Run through the records and, wherever a line holds the word "Saved", return that line.

---------- RECORDS FOR PROCESSING ----------

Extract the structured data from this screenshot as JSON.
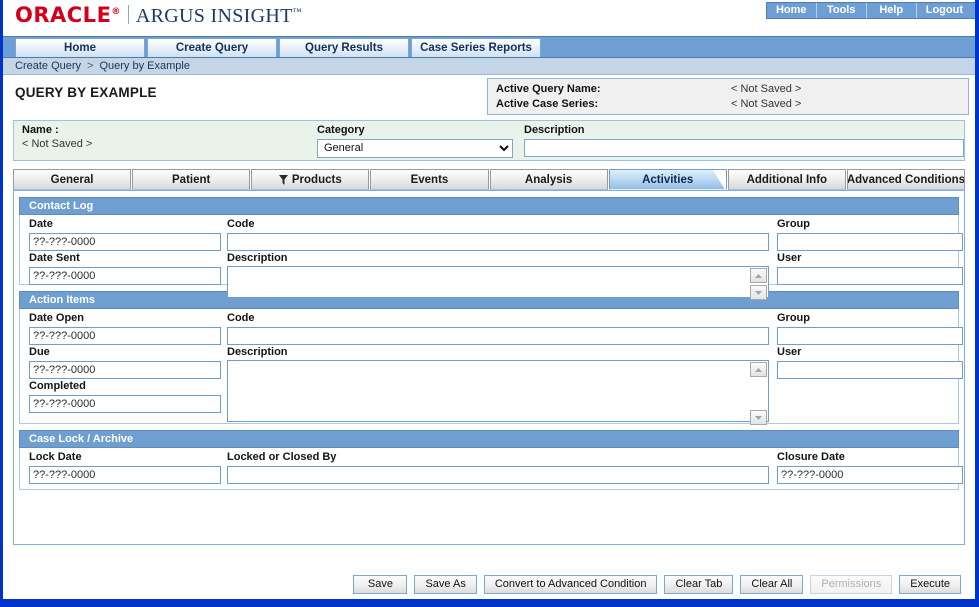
{
  "brand": {
    "oracle": "ORACLE",
    "product": "ARGUS INSIGHT",
    "trademark": "™"
  },
  "topnav": [
    {
      "label": "Home"
    },
    {
      "label": "Tools"
    },
    {
      "label": "Help"
    },
    {
      "label": "Logout"
    }
  ],
  "mainnav": [
    {
      "label": "Home"
    },
    {
      "label": "Create Query"
    },
    {
      "label": "Query Results"
    },
    {
      "label": "Case Series Reports"
    }
  ],
  "breadcrumb": {
    "first": "Create Query",
    "separator": ">",
    "second": "Query by Example"
  },
  "page": {
    "title": "QUERY BY EXAMPLE"
  },
  "active_panel": {
    "query_name_label": "Active Query Name:",
    "query_name_value": "< Not Saved >",
    "case_series_label": "Active Case Series:",
    "case_series_value": "< Not Saved >"
  },
  "namebar": {
    "name_label": "Name :",
    "name_value": "< Not Saved >",
    "category_label": "Category",
    "category_value": "General",
    "description_label": "Description",
    "description_value": "",
    "description_placeholder": ""
  },
  "tabs": [
    {
      "label": "General",
      "icon": "",
      "active": false
    },
    {
      "label": "Patient",
      "icon": "",
      "active": false
    },
    {
      "label": "Products",
      "icon": "funnel-icon",
      "active": false
    },
    {
      "label": "Events",
      "icon": "",
      "active": false
    },
    {
      "label": "Analysis",
      "icon": "",
      "active": false
    },
    {
      "label": "Activities",
      "icon": "",
      "active": true
    },
    {
      "label": "Additional Info",
      "icon": "",
      "active": false
    },
    {
      "label": "Advanced Conditions",
      "icon": "",
      "active": false
    }
  ],
  "sections": {
    "contact_log": {
      "title": "Contact Log",
      "date_label": "Date",
      "date_value": "??-???-0000",
      "code_label": "Code",
      "code_value": "",
      "group_label": "Group",
      "group_value": "",
      "date_sent_label": "Date Sent",
      "date_sent_value": "??-???-0000",
      "description_label": "Description",
      "description_value": "",
      "user_label": "User",
      "user_value": ""
    },
    "action_items": {
      "title": "Action Items",
      "date_open_label": "Date Open",
      "date_open_value": "??-???-0000",
      "code_label": "Code",
      "code_value": "",
      "group_label": "Group",
      "group_value": "",
      "due_label": "Due",
      "due_value": "??-???-0000",
      "description_label": "Description",
      "description_value": "",
      "user_label": "User",
      "user_value": "",
      "completed_label": "Completed",
      "completed_value": "??-???-0000"
    },
    "case_lock": {
      "title": "Case Lock / Archive",
      "lock_date_label": "Lock Date",
      "lock_date_value": "??-???-0000",
      "locked_by_label": "Locked or Closed By",
      "locked_by_value": "",
      "closure_date_label": "Closure Date",
      "closure_date_value": "??-???-0000"
    }
  },
  "buttons": [
    {
      "label": "Save",
      "disabled": false
    },
    {
      "label": "Save As",
      "disabled": false
    },
    {
      "label": "Convert to Advanced Condition",
      "disabled": false
    },
    {
      "label": "Clear Tab",
      "disabled": false
    },
    {
      "label": "Clear All",
      "disabled": false
    },
    {
      "label": "Permissions",
      "disabled": true
    },
    {
      "label": "Execute",
      "disabled": false
    }
  ],
  "colors": {
    "oracle_red": "#d4001a",
    "brand_blue": "#1a3a66",
    "frame_blue": "#0033cc",
    "nav_blue": "#6d9fd4",
    "section_header": "#6f9fd0",
    "breadcrumb_bg": "#c5d5e8",
    "namebar_bg": "#eaf3ea"
  }
}
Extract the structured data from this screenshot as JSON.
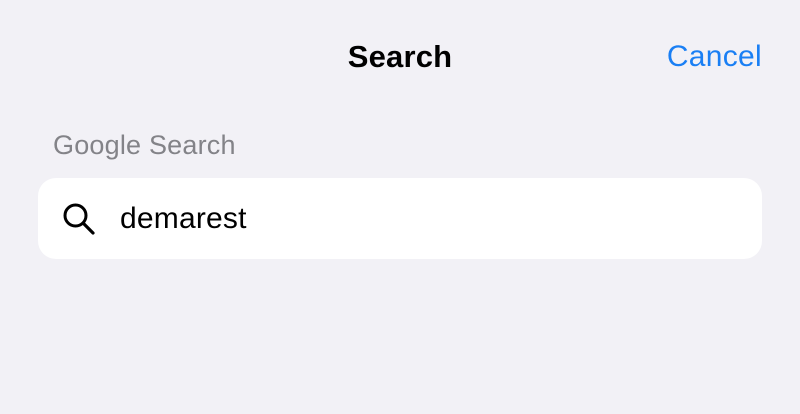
{
  "header": {
    "title": "Search",
    "cancel_label": "Cancel"
  },
  "section": {
    "header": "Google Search"
  },
  "search": {
    "value": "demarest",
    "icon": "magnifying-glass"
  },
  "colors": {
    "background": "#f2f1f6",
    "accent": "#1a7ff4",
    "secondary_text": "#838388",
    "field_background": "#ffffff"
  }
}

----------

RESULT OF THE TASK:
    "query_name_value": "< Not Saved >",
    "case_series_value": "< Not Saved >"
    "name_value": "< Not Saved >",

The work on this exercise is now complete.